COVID-19 safety is one thing, motorcycle safety is another
The reputation that two-wheelers are more dangerous has plenty of merit. After all, motorcycles around the world have accounted for around 28% of all fatal road accidents, according to a 2018 WHO report. In the U.S., a Governor’s Highway Safety Association’s 2017 report shows that, per mile driven, motorcycle crashes have a fatality rate 28 times higher than traditional passenger vehicles. And the number of fatal motorcycle accidents in the country from 1994 to 2016 has doubled. But institutions can create change by understanding where the problems lie.
Typically, riders’ attention is usually focused on the road, but they might miss very critical road conditions or traffic details or indications that aren’t in their vision. To complement their senses, riders require extra alerts to bring to their attention potential road hazard outside of their field of vision. Technology is the clear answer to deliver more awareness, but companies don’t offer built-in solutions.
Car safety products, like Mobileye for example, which add an extra dimension of driving awareness are readily available everywhere for car drivers, but are the same kinds of products available to two-wheeled vehicle riders in the same capacity?

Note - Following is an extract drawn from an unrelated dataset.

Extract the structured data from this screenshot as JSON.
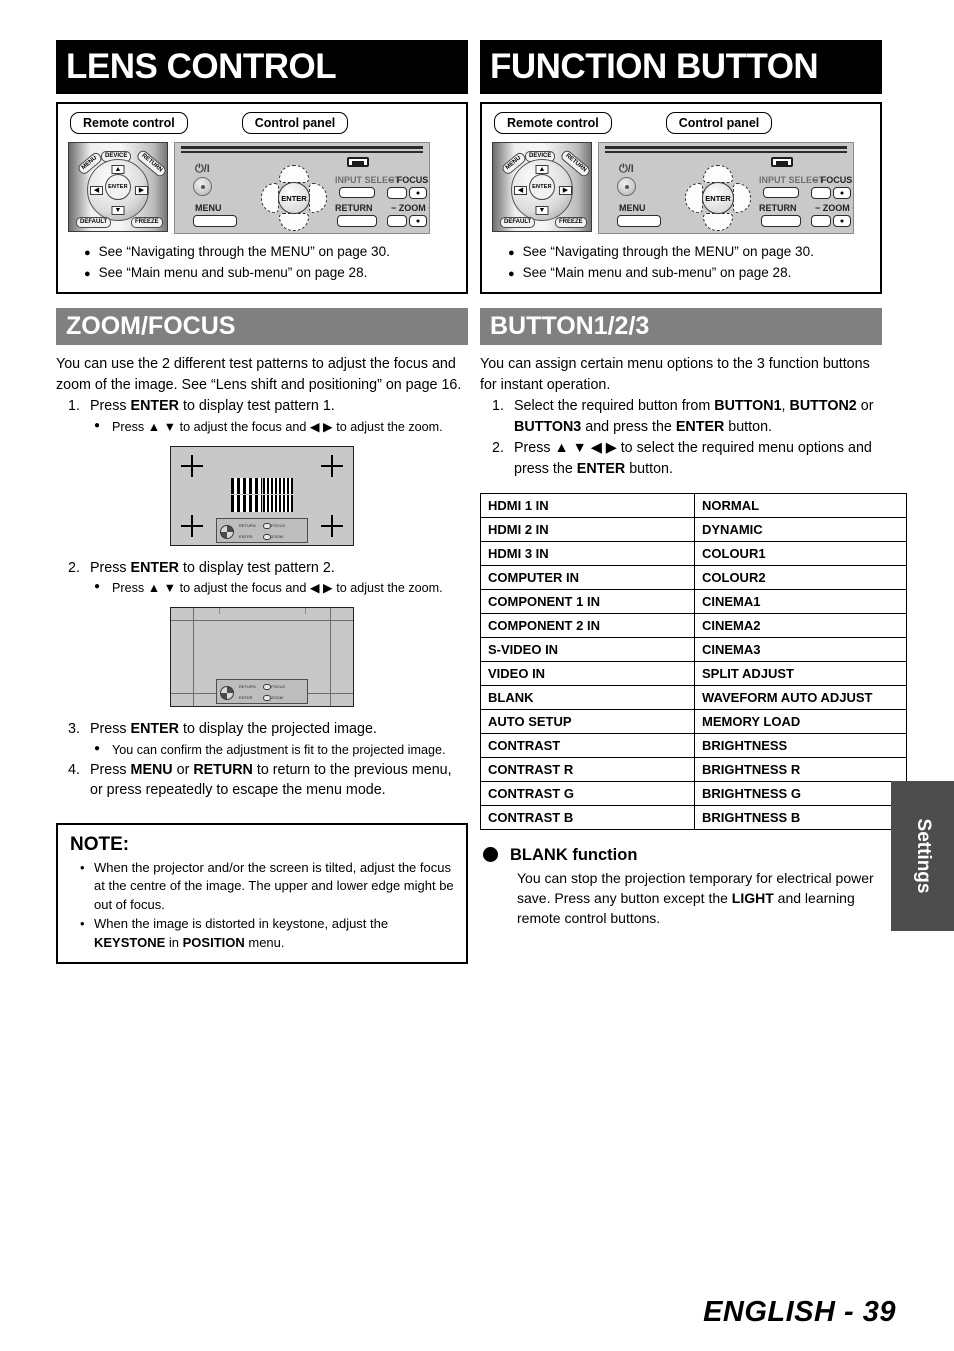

Not yet, because the technology requires engineers to account for more intricacies, because factors considered in mapping out the surroundings of a two-wheeled vehicle on the road are far more complex. For example, four-wheeled vehicles don’t tilt or lean with shifts in weight; they don’t vibrate nearly as much; and they have stronger braking mechanisms. Motorcycles, and similar types of vehicles, do. But solutions are in the works.
While technology can solve some of the problems, government institutions must work to improve upon existing testing and training norms to ensure that riders are better prepared before hitting the road. Many two-wheeler schools only teach basics in vehicle control and don’t provide comprehensive enough training in road awareness and handling high-traffic situations. Worse, agencies in some countries hand out licenses with low testing standards, putting inexperienced, poorly trained riders on the road too soon. The consequences are sometimes fatal.
Furthermore, governments should work with private institutions, such as motorized two-wheeler manufacturers, to financially incentivize incorporating ride safety technology. Both should also collaborate with insurance companies to encourage incentivization of riders to purchase safety equipment—the same way four-wheeled vehicle drivers receive discounts for integrating safety tech. Combined, both better rider education—such as Norway’s student-focused motorcycle safety education program—and encouragement to use tech would provide a major boost to riders around the world.
Although COVID-19 has delivered a harsh blow to the economy, two-wheeled vehicle manufacturing and sales have been one of the few sectors that has managed to mitigate the crisis. Now that there are more riders on the road, the public and private sectors must cooperate on creating the infrastructure to protect the new wave. It’s time to add another layer of safety.
About Uri Lavi
Uri is a passionate visionary and an experienced motorcyclist. Before Ride Vision, Uri was the CEO at PicScout, which he led the company through multiple pivotal changes leading to industry leadership recognition. Prior to joining PicScout, Uri held leadership positions at a variety of other companies, ranging from startups to multinational corporations. He has also managed teams in the insurance and homeland security sectors. He holds a B.Sc. in Software Engineering from the Technion Israel Institute of Technology.